• On October 18, the DOJ announced a settlement in connection with Cal Dive International’s acquisition of assets from Stolt Offshore, Inc., which requires Cal Dive to make certain divestitures to preserve competition in the market for saturation diving services in the U.S. Gulf of Mexico. According to the DOJ’s complaint, Cal Dive and Stolt are two of only three major providers of saturation diving services in the Gulf. The proposed transaction would have eliminated Stolt as a competitor and given Cal Dive more than half of the capacity in the market. Under the terms of the proposed consent decree, Cal Dive must divest two vessels and a separate saturation diving system.
  • On October 25, the Sixth Circuit reversed the District Court’s grant of summary judgment in favor of defendant Dairy Farmers of America, Inc. (“DFA”) in the DOJ’s challenge to DFA’s partial acquisition of Southern Belle Diary Co. The Sixth Circuit held that the district court was required to rule on the legality of the parties’ original agreement because defendants had not met their burden of demonstrating that such a claim was moot. In assessing the partial acquisition claim, the Sixth Circuit explicitly rejected the lower court’s conclusion that a lack of control or influence precludes a Section 7 violation, and held that the government had presented sufficient evidence to raise a genuine issue of material fact regarding whether DFA’s acquisition of Southern Belle violated Section 7 under both the original and revised agreements. The key proposition is that a 50% passive ownership interest in a competitor may raise anticompetitive concerns even if the passive interest has no voting rights. Here, even though the partial acquisition does not give the buyer control, the Sixth Circuit ruled that the government should be able to show evidence that the aligned interests between the DFA and Southern Belle could result in anticompetitive effects.
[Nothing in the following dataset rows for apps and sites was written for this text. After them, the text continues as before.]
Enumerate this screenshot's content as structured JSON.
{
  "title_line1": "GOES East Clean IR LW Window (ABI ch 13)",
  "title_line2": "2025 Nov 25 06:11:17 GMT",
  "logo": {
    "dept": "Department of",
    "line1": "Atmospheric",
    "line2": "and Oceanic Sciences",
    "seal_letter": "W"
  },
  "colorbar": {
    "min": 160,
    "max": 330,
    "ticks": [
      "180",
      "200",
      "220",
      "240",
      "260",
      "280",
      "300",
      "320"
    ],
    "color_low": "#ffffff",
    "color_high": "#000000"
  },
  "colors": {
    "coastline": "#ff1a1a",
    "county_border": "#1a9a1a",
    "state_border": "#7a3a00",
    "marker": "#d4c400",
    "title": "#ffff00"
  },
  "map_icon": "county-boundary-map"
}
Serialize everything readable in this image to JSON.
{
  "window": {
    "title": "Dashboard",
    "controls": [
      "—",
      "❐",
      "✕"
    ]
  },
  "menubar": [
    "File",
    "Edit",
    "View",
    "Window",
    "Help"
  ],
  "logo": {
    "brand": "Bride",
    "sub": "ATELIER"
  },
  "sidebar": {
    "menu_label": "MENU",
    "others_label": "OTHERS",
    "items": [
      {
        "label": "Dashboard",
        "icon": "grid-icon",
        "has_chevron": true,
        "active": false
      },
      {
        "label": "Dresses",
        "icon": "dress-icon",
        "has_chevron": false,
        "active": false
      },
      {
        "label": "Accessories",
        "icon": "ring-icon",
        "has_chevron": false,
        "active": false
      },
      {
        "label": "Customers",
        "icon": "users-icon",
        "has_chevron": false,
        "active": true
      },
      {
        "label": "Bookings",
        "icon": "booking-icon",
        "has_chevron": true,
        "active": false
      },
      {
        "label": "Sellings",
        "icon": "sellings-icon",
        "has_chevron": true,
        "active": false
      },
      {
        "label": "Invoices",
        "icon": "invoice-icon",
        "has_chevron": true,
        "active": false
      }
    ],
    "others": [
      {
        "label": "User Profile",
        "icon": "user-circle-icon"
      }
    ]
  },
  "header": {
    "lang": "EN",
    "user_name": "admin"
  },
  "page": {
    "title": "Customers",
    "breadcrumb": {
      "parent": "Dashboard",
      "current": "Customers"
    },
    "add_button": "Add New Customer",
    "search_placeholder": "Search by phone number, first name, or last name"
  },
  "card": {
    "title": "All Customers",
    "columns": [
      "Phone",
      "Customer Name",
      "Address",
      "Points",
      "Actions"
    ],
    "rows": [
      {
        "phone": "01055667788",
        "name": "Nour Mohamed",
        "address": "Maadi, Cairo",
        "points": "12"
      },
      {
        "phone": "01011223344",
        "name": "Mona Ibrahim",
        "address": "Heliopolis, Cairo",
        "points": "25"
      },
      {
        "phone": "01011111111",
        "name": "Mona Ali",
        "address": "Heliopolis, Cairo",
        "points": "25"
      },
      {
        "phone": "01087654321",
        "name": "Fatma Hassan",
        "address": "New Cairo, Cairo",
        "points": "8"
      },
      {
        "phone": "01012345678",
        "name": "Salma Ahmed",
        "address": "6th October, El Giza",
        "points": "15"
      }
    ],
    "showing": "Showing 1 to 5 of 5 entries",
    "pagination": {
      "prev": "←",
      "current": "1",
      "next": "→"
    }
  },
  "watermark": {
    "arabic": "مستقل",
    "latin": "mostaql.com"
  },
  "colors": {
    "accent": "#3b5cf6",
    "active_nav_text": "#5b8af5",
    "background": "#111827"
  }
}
  • On October 27, the DOJ approved the SBC/AT&T and Verizon/MCI mergers after SBC and Verizon each agreed to divest connections to more than 350 buildings in their respective territories in order to remedy the Division’s concerns about competition for certain business customers. The DOJ’s press release highlights the agency’s conclusion that, other than limited divestitures in various markets, the transactions were procompetitive and promised “exceptionally large merger-specific efficiencies.”

Authored by:
Andre P. Barlow